The inevitable online class hit me last September.
Till then, I was working remotely for a project implementation agency of the Indian government. This was the case for most colleagues of mine since March 2020, when the national lockdown began. Remote working was not a major challenge as most of our workforce was dispersed across the country, working from field postings.
University was a different deal. Half an hour before the first seminar of my PhD, I was hastily picking the best-looking onions and beans for dinner. It was a rainy day; I struggled to close my umbrella and get into an auto-rickshaw (the three-wheeled, partly-open hiring vehicle ubiquitous to India) simultaneously. As I reached home, it was 10 minutes to class. I had set up a worktable with my laptop, screen, and study material. The laptop’s camera, though, looked into a shabby room with unfolded clothes, and books that were gathering dust. Horrified, I quickly rearranged the table to face an empty wall, and sat down for class.
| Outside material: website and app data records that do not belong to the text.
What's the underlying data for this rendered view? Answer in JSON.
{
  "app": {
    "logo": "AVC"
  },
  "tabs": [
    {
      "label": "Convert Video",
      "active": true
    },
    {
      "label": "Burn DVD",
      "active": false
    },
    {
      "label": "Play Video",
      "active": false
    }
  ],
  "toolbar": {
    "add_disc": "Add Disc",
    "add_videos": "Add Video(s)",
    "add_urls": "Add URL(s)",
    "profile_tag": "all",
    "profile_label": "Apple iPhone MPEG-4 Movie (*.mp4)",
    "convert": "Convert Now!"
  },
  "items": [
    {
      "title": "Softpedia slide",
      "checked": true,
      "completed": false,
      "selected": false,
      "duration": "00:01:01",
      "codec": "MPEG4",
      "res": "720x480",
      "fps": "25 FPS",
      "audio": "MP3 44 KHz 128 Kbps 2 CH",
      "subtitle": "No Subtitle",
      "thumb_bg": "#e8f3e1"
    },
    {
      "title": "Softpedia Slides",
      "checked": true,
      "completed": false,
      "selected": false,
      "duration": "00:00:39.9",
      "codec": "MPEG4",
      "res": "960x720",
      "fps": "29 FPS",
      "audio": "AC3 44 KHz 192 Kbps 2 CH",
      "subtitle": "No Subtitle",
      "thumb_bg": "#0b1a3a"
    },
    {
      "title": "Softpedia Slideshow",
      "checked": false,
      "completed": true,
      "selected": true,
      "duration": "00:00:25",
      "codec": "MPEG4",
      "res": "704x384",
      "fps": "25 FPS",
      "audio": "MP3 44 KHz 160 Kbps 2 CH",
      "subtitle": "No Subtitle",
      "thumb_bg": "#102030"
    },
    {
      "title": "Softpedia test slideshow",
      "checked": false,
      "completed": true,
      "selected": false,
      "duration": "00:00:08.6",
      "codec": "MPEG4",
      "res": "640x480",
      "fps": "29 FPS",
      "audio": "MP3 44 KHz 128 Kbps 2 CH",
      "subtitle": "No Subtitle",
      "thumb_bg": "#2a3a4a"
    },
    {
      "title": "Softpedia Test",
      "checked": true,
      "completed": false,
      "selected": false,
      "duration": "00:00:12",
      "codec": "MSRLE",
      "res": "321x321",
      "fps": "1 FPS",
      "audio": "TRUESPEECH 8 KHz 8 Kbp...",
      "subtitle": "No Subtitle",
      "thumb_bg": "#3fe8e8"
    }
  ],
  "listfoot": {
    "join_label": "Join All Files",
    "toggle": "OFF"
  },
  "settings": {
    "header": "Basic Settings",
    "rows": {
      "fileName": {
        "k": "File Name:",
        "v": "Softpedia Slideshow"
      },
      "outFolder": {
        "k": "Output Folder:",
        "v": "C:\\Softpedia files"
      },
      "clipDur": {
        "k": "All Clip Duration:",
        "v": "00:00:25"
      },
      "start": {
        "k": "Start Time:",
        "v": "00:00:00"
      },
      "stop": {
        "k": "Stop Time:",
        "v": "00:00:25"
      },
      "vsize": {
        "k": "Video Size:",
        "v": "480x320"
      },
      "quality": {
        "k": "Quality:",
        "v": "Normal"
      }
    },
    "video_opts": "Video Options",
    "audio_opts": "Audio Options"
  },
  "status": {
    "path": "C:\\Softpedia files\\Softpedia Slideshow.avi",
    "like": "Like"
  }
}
18 new PhD students slowly began making introductions, thanks to the course organiser, who divided us into smaller breakout groups to chat. There were people whose time-zone ranged from 2pm to 8pm; some people were away from home for the first time, and others couldn’t wait to get back to Edinburgh again (after an earlier stint during Master’s). Each week’s guest faculty would bring something new to discuss. The course organiser had a look at common research themes and created smaller channels to prompt informal academic exchanges. Lasting friendships were formed.
I realised, after an eventful semester, that I was as ‘present’ in this online semester as I ever was, if not more.